Interesting Word Choice From Conservative Newspaper, Or Just More ‘Biased’ Reporting?
While reading the newspapers today one word popped out at me. Now I am sure the wild-eyed anti-reporter types will see this as more evidence that the devil’s workers are steaming ahead at every turn. But for the mature ones in the nation the word underscores concern what many feel about the Trump White House leaning into Putin’s arms and the lack of credibility from the Oval Office on this matter being demonstrated in the weeks since the inauguration. The word was a solid choice that defines the whole argument taking place among some in the government.
That the story appeared in the conservative Wall Street Journal—and yes as a liberal I read it for it excellent writing and my desire to have opposing viewpoints from the OP/Ed pages–makes a real statement about the unease that is evident in the land.
It goes without saying no other candidate for the White House ever embraced a Russian leader more than Trump did with President Putin. No other election in our history has been challenged due to outside influence such as those alleged against Russia. Had this happened to a Democratic administration impeachment proceedings would already be underway. I add this for context as the lack of regard to real national security matters as relating to Russia goes unheeded in this White House.
So will conservatives find the word, given the background of the past year, biased? Or will they have to agree that the word, though weighted, to be indeed proper?
The White House has tapped Fiona Hill, a highly regarded Russia scholar, to be the National Security Council’s senior director for Europe and Russia, an administration official said.
The Trump administration’s selection of Ms. Hill would bring a top expert with a sober view of Russian President Vladimir Putin to advise President Donald Trump as questions about his aides’ connections to Moscow continue to swirl.
Ms. Hill didn’t respond to a request for comment. If she accepts the offer and joins the NSC, she would bring a somewhat skeptical view toward prospects of U.S. rapprochement with the Kremlin, which would line up with her boss, Lt. Gen. H.R. McMaster.

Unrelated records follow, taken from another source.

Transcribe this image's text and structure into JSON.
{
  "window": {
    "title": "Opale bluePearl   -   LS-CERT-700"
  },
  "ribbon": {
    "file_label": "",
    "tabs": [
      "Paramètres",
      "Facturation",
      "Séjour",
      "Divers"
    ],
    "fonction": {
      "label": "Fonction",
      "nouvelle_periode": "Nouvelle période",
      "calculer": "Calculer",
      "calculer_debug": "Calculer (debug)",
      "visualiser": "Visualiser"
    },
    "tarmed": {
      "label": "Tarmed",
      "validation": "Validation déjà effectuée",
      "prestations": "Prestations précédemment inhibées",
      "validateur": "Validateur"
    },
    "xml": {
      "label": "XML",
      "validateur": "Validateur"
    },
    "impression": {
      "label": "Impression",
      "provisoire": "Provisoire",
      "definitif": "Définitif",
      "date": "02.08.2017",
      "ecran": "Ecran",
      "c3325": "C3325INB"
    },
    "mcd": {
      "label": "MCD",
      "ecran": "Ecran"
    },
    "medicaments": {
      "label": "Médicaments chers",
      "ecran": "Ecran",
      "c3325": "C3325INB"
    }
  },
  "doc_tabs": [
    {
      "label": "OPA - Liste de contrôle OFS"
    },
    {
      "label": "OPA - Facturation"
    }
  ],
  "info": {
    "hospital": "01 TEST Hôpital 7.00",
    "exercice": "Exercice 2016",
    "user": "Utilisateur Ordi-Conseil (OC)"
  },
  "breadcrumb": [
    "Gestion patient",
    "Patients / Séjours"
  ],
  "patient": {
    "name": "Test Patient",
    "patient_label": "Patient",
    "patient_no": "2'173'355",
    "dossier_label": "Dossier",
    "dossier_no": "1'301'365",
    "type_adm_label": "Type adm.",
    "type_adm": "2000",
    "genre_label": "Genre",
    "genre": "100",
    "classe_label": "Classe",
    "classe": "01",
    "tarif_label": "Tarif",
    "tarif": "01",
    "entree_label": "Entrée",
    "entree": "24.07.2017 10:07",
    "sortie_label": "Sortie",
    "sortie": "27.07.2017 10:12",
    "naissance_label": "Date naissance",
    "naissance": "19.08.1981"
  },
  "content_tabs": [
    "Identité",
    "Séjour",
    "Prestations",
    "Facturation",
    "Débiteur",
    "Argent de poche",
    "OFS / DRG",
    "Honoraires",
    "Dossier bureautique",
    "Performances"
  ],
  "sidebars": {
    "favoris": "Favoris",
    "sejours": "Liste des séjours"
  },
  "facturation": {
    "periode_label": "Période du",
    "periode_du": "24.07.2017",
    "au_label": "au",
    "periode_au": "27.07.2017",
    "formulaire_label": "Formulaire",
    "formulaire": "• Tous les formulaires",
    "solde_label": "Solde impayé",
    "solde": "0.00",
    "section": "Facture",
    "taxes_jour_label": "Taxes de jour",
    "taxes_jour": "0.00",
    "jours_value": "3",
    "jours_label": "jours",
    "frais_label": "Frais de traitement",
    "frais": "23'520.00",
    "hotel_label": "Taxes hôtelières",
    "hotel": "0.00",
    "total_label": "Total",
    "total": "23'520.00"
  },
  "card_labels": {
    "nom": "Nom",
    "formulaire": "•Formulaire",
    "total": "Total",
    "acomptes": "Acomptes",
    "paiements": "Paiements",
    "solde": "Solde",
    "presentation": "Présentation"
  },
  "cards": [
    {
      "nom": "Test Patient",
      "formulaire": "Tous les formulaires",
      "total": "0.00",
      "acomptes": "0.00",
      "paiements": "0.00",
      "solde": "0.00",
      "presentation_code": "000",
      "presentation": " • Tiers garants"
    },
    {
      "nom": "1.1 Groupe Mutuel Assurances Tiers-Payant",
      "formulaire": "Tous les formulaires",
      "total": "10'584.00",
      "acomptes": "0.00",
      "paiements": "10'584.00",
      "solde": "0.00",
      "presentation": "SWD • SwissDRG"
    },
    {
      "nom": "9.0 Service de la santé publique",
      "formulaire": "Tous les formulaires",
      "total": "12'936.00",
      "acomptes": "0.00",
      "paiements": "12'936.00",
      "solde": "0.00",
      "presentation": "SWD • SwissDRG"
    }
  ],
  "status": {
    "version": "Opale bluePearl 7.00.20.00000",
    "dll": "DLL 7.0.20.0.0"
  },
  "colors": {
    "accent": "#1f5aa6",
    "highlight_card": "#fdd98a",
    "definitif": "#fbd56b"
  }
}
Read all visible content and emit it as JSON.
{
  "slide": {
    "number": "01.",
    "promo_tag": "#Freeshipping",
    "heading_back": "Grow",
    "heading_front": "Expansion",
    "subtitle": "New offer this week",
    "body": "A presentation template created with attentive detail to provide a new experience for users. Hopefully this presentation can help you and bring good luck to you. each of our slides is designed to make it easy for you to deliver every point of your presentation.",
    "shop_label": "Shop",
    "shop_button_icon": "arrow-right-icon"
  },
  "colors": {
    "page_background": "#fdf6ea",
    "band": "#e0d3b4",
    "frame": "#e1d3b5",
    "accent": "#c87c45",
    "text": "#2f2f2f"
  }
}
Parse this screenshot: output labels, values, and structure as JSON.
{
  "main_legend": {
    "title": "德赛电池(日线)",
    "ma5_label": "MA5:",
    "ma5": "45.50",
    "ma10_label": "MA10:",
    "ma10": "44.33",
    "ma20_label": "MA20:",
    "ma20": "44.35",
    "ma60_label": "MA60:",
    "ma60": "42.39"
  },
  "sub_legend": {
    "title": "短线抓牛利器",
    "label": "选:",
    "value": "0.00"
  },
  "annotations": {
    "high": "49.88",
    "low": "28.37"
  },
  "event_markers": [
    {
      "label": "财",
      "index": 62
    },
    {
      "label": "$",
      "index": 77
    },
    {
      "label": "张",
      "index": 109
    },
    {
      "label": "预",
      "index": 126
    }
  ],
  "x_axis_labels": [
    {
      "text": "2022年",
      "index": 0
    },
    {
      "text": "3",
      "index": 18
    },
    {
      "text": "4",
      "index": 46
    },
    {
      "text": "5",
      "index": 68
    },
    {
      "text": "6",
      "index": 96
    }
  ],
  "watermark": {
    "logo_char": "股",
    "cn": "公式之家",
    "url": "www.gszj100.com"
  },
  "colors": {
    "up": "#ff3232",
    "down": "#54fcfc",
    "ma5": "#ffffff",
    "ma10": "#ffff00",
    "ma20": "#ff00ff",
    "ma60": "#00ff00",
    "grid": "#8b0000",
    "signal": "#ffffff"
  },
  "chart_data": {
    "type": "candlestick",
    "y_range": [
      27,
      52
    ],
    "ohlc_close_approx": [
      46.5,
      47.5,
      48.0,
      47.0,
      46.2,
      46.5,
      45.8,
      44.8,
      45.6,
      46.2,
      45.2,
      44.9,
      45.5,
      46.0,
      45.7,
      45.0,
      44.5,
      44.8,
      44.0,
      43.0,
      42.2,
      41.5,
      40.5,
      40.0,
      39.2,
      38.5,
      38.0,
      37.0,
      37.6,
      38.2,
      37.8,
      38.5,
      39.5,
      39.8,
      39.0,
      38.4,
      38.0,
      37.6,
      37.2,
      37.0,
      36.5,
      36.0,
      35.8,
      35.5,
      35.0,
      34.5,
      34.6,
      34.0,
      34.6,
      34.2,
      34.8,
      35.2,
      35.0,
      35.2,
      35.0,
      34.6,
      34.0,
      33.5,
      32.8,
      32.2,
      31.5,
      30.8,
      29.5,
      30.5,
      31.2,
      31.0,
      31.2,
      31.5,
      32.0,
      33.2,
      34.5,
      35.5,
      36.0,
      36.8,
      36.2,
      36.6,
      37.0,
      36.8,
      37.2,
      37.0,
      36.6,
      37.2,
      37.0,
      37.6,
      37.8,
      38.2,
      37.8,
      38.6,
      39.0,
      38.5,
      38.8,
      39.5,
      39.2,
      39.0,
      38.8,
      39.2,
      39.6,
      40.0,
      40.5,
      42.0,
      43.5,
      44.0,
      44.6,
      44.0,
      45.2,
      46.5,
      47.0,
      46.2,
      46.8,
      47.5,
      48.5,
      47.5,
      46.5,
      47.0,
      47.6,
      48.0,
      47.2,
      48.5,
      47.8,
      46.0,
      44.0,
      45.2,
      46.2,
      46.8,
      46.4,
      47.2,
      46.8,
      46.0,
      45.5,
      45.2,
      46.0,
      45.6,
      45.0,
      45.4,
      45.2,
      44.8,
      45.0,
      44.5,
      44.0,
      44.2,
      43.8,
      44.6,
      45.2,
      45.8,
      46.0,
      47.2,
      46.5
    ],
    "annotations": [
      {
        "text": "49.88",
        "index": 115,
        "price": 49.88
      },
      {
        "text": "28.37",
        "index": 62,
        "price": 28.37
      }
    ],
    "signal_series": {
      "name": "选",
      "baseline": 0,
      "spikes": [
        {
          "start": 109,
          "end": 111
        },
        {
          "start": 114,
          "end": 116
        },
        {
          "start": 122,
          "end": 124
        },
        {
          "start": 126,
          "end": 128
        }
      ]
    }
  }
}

Her choice also could signal moderation in the White House’s Russia policy that until Gen. McMaster’s arrival, pointed more toward Mr. Trump’s pledge to warm relations with Moscow. But that pledge has been tested by differences with Russia over Ukraine and Syria, and by controversy over ties and communications between Mr. Trump’s associates and Russia.